PAUSE IT: What do you see? The animated title sequence to Otto Preminger’s now infamous cult classic, Skidoo (1968). In this playful opening scene, the mood of the picture is given a light comic air as the jumpsuit-wearing criminal–perhaps even meant to be the cartoon caricature of the iconic, bald-headed Preminger himself–skips and dances across the screen. But why bring such a moment to your attention? Generally speaking, a film’s opening minutes are used to try to tell an audience how to read it. In this way, they are akin to a novel’s opening pages in that they establish what a movie’s main themes will be. In light of this, it should be telling that Preminger and screenwriter Doran William Cannon chose to begin this psychedelic romp through 60s counterculture with the image of the most reviled of all mainstream vices–a television. Film and its younger, less respected cousin television have always been at odds. In Skidoo, this opening, with its vacuous commercials and tacky gimmicks, is clearly meant to be viewed as Preminger’s way of poking fun at the television industry, which had by the start of the decade decisively fought for and won the lion’s share of America’s attention. If this war between film and tv sounds familiar, it should.
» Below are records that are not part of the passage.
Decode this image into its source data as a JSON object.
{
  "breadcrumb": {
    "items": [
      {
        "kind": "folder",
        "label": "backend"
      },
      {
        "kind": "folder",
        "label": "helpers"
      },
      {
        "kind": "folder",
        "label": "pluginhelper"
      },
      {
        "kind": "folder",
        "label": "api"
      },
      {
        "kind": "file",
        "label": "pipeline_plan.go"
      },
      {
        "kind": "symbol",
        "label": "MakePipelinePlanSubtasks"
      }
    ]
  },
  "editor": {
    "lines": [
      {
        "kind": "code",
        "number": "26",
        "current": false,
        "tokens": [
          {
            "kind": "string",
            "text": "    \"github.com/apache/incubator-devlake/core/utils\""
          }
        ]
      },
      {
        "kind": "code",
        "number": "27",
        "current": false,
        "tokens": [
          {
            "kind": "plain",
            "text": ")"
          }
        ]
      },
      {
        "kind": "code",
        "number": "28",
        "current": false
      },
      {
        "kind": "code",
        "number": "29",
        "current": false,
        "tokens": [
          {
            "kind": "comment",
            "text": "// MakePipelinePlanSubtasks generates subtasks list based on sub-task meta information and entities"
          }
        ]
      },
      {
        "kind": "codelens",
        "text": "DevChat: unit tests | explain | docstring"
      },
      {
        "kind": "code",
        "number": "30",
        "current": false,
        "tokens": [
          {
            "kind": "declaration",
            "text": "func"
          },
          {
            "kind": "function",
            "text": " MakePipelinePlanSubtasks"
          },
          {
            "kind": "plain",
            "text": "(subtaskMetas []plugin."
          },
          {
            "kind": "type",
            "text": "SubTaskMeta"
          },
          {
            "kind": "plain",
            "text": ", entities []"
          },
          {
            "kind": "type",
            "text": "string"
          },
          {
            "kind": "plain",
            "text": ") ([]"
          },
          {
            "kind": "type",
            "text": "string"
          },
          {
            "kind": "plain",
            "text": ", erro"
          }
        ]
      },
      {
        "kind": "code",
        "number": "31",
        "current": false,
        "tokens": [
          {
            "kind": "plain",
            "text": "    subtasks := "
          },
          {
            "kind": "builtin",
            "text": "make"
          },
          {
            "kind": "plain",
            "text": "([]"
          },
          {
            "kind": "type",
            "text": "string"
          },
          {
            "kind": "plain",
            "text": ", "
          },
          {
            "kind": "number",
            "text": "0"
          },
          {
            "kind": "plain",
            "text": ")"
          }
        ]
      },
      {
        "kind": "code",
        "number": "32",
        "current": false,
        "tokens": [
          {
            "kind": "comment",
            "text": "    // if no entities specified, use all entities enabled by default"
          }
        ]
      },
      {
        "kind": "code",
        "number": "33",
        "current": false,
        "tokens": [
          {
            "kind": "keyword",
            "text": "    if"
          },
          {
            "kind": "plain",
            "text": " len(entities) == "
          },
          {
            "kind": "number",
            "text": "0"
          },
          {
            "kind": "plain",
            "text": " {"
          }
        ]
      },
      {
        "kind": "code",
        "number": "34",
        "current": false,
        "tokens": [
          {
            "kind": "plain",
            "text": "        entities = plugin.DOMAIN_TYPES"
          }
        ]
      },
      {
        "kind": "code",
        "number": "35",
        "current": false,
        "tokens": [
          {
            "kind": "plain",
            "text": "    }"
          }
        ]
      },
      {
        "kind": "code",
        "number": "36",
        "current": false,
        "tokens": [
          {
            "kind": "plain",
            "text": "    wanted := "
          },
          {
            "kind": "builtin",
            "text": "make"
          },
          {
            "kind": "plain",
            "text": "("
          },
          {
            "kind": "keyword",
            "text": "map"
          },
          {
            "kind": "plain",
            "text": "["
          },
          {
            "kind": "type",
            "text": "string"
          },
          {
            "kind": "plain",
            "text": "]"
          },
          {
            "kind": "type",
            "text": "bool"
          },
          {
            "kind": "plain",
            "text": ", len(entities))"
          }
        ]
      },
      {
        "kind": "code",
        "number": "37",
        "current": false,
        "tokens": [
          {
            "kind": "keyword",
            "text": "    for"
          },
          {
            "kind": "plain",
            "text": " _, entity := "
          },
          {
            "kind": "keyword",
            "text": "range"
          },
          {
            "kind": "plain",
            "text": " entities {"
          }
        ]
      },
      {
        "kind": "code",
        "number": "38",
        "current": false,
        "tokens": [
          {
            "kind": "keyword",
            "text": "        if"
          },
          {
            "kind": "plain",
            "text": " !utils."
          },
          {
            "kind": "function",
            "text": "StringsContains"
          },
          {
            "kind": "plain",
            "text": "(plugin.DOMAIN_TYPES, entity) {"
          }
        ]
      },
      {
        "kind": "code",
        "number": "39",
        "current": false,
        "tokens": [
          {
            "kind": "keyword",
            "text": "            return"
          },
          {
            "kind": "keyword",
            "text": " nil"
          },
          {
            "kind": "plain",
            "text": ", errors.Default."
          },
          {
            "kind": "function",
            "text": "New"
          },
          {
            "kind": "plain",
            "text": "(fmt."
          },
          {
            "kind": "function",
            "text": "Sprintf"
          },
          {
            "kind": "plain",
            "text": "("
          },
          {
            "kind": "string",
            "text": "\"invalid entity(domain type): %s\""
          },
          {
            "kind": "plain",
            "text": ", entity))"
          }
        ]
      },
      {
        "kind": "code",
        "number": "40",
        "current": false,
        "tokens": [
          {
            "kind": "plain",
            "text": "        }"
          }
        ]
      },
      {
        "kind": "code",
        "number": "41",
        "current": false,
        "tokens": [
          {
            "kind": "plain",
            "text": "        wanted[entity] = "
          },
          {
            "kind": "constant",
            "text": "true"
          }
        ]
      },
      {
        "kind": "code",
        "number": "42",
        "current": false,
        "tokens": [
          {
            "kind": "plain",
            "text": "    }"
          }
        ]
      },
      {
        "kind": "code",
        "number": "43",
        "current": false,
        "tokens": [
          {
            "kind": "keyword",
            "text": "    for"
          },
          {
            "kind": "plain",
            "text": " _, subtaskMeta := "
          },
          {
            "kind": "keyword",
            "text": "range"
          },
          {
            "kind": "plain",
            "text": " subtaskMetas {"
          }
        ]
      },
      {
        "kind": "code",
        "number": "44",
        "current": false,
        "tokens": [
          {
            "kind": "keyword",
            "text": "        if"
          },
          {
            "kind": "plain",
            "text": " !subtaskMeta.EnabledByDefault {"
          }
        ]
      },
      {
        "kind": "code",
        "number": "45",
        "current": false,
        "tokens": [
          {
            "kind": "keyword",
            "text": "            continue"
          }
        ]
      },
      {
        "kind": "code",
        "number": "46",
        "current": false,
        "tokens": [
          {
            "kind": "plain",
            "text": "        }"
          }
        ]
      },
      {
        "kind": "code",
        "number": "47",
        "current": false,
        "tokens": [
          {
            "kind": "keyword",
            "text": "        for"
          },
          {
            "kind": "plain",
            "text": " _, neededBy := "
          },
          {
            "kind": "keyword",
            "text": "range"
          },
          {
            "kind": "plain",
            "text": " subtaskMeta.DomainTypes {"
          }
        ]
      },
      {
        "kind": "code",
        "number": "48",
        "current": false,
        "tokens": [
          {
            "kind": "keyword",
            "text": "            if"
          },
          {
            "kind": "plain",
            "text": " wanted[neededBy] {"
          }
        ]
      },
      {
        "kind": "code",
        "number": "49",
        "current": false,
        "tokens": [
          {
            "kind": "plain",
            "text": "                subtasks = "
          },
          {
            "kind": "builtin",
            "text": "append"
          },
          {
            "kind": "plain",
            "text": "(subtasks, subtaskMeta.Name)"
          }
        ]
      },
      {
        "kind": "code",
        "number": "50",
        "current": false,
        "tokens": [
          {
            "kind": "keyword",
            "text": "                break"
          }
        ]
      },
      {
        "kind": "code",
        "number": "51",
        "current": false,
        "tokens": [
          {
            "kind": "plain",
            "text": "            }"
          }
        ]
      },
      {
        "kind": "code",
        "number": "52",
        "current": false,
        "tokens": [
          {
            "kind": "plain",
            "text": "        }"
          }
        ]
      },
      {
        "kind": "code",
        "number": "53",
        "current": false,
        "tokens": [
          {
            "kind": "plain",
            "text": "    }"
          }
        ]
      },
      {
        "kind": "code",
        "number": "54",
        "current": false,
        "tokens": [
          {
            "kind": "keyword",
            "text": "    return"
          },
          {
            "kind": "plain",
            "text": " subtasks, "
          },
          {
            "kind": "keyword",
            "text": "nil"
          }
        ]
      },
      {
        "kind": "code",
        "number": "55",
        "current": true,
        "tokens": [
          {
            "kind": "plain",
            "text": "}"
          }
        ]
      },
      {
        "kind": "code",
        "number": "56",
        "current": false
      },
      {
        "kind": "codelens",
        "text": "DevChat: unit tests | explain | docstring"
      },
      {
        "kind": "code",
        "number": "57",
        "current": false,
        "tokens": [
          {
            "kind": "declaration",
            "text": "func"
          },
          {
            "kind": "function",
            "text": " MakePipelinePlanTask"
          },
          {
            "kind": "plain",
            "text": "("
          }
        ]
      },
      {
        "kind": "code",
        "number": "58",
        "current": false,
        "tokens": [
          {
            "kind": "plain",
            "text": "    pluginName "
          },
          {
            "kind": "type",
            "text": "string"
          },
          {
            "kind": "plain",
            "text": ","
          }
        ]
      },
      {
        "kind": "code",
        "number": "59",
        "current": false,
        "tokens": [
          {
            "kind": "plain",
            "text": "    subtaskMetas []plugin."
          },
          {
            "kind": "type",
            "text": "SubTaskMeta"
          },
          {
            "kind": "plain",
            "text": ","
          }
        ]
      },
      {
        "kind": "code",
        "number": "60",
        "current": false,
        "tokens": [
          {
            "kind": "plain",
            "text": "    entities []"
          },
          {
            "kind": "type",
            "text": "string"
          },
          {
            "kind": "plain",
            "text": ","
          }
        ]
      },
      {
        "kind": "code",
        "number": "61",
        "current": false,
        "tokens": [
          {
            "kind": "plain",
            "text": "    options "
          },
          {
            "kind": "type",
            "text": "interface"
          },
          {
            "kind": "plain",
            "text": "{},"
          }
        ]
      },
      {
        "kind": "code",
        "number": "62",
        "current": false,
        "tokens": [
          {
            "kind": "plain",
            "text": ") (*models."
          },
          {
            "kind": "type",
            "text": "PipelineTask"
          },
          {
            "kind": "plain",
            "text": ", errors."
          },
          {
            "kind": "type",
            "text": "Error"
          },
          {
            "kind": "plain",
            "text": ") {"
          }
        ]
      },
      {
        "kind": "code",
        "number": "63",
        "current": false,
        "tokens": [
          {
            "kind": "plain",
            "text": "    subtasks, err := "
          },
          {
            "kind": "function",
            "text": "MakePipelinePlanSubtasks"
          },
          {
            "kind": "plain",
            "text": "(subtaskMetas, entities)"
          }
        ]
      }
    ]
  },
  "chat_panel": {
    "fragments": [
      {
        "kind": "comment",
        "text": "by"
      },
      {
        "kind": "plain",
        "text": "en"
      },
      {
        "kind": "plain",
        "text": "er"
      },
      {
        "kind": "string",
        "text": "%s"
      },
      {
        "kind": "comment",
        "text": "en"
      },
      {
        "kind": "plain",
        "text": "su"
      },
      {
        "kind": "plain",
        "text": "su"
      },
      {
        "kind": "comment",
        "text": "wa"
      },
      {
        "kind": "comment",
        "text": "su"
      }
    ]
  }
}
In some ways, the fight between these two entertainment mediums has never ended, but in 1968 the battle that was raging was to culminate with the movies trying to gain the upper hand on its television counterpart by attempting to court the patronage of the budding youth market. Films like Corman’s The Trip, Hopper’s Easy Rider, and Schlesinger’s Midnight Cowboy would signal the start of The New American Hollywood. The head studio honchos (who were themselves stodgy and increasingly out of touch) thought that if television was going to be the province of square-America, then films should now try to appeal to the young, hip, and swinging crowd. While some today dismissively remember Skidoo as a mess of a movie which tried and ultimately failed to appeal to the youth of the time, it remains nonetheless a fascinating study of industry strategic thinking and gamesmanship.
Director: Otto Preminger
Cast: Jackie Gleason, Carol Channing, Frankie Avalon, Frank Gorshin, Peter Lawford
Cinematography by: Leon Shamroy
Available From Olive Films on DVD and Blu-ray.
April 26, 2017